What is needed: With nothing added or dropped, output every record below exactly.

Provided data:
[Start of section]

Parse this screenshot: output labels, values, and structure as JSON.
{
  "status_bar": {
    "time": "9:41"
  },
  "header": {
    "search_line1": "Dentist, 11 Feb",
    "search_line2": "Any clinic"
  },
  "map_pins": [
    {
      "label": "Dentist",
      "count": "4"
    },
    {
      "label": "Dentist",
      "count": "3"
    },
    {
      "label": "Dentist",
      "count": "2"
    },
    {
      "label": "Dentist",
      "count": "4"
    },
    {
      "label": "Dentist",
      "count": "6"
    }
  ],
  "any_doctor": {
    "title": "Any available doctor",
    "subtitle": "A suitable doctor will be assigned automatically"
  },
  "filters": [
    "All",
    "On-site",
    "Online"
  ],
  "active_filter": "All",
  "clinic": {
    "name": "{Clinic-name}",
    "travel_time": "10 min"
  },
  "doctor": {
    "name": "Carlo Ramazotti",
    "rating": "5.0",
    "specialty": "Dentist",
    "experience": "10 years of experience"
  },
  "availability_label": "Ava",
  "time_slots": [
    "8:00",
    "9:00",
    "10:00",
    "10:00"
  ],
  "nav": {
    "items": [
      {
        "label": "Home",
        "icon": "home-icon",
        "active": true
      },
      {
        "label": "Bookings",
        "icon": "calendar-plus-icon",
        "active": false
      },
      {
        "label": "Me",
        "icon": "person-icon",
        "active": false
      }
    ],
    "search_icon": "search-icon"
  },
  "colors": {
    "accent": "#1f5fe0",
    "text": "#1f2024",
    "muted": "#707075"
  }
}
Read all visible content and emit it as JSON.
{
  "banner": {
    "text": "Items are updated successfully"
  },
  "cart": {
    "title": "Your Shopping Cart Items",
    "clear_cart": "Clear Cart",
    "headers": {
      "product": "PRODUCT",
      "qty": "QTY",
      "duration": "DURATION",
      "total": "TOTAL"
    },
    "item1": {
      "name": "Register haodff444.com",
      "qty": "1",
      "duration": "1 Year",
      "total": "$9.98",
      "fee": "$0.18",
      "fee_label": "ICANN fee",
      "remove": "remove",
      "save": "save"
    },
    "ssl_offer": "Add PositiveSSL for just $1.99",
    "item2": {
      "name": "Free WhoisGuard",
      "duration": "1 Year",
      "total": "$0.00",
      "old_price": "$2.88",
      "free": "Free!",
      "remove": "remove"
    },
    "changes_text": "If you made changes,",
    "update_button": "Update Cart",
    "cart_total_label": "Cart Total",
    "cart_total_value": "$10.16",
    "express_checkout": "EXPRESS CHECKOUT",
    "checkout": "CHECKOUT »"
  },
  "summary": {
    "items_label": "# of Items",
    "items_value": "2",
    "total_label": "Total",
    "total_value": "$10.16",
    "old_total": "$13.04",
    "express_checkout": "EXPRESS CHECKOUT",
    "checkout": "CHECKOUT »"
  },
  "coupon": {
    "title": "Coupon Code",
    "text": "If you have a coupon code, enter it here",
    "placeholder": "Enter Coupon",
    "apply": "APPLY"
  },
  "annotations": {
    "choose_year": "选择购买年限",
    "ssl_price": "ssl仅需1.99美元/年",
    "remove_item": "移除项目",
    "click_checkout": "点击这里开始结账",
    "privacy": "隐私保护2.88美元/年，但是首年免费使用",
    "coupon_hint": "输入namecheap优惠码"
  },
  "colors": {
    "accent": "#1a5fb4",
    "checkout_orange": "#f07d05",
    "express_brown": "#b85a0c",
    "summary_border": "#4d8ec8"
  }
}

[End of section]

Answer to the exercise:
Parse this screenshot: output labels, values, and structure as JSON.
{
  "status_bar": {
    "time": "9:41"
  },
  "header": {
    "search_line1": "Dentist, 11 Feb",
    "search_line2": "Any clinic"
  },
  "map_pins": [
    {
      "label": "Dentist",
      "count": "4"
    },
    {
      "label": "Dentist",
      "count": "3"
    },
    {
      "label": "Dentist",
      "count": "2"
    },
    {
      "label": "Dentist",
      "count": "4"
    },
    {
      "label": "Dentist",
      "count": "6"
    }
  ],
  "any_doctor": {
    "title": "Any available doctor",
    "subtitle": "A suitable doctor will be assigned automatically"
  },
  "filters": [
    "All",
    "On-site",
    "Online"
  ],
  "active_filter": "All",
  "clinic": {
    "name": "{Clinic-name}",
    "travel_time": "10 min"
  },
  "doctor": {
    "name": "Carlo Ramazotti",
    "rating": "5.0",
    "specialty": "Dentist",
    "experience": "10 years of experience"
  },
  "availability_label": "Ava",
  "time_slots": [
    "8:00",
    "9:00",
    "10:00",
    "10:00"
  ],
  "nav": {
    "items": [
      {
        "label": "Home",
        "icon": "home-icon",
        "active": true
      },
      {
        "label": "Bookings",
        "icon": "calendar-plus-icon",
        "active": false
      },
      {
        "label": "Me",
        "icon": "person-icon",
        "active": false
      }
    ],
    "search_icon": "search-icon"
  },
  "colors": {
    "accent": "#1f5fe0",
    "text": "#1f2024",
    "muted": "#707075"
  }
}
Read all visible content and emit it as JSON.
{
  "banner": {
    "text": "Items are updated successfully"
  },
  "cart": {
    "title": "Your Shopping Cart Items",
    "clear_cart": "Clear Cart",
    "headers": {
      "product": "PRODUCT",
      "qty": "QTY",
      "duration": "DURATION",
      "total": "TOTAL"
    },
    "item1": {
      "name": "Register haodff444.com",
      "qty": "1",
      "duration": "1 Year",
      "total": "$9.98",
      "fee": "$0.18",
      "fee_label": "ICANN fee",
      "remove": "remove",
      "save": "save"
    },
    "ssl_offer": "Add PositiveSSL for just $1.99",
    "item2": {
      "name": "Free WhoisGuard",
      "duration": "1 Year",
      "total": "$0.00",
      "old_price": "$2.88",
      "free": "Free!",
      "remove": "remove"
    },
    "changes_text": "If you made changes,",
    "update_button": "Update Cart",
    "cart_total_label": "Cart Total",
    "cart_total_value": "$10.16",
    "express_checkout": "EXPRESS CHECKOUT",
    "checkout": "CHECKOUT »"
  },
  "summary": {
    "items_label": "# of Items",
    "items_value": "2",
    "total_label": "Total",
    "total_value": "$10.16",
    "old_total": "$13.04",
    "express_checkout": "EXPRESS CHECKOUT",
    "checkout": "CHECKOUT »"
  },
  "coupon": {
    "title": "Coupon Code",
    "text": "If you have a coupon code, enter it here",
    "placeholder": "Enter Coupon",
    "apply": "APPLY"
  },
  "annotations": {
    "choose_year": "选择购买年限",
    "ssl_price": "ssl仅需1.99美元/年",
    "remove_item": "移除项目",
    "click_checkout": "点击这里开始结账",
    "privacy": "隐私保护2.88美元/年，但是首年免费使用",
    "coupon_hint": "输入namecheap优惠码"
  },
  "colors": {
    "accent": "#1a5fb4",
    "checkout_orange": "#f07d05",
    "express_brown": "#b85a0c",
    "summary_border": "#4d8ec8"
  }
}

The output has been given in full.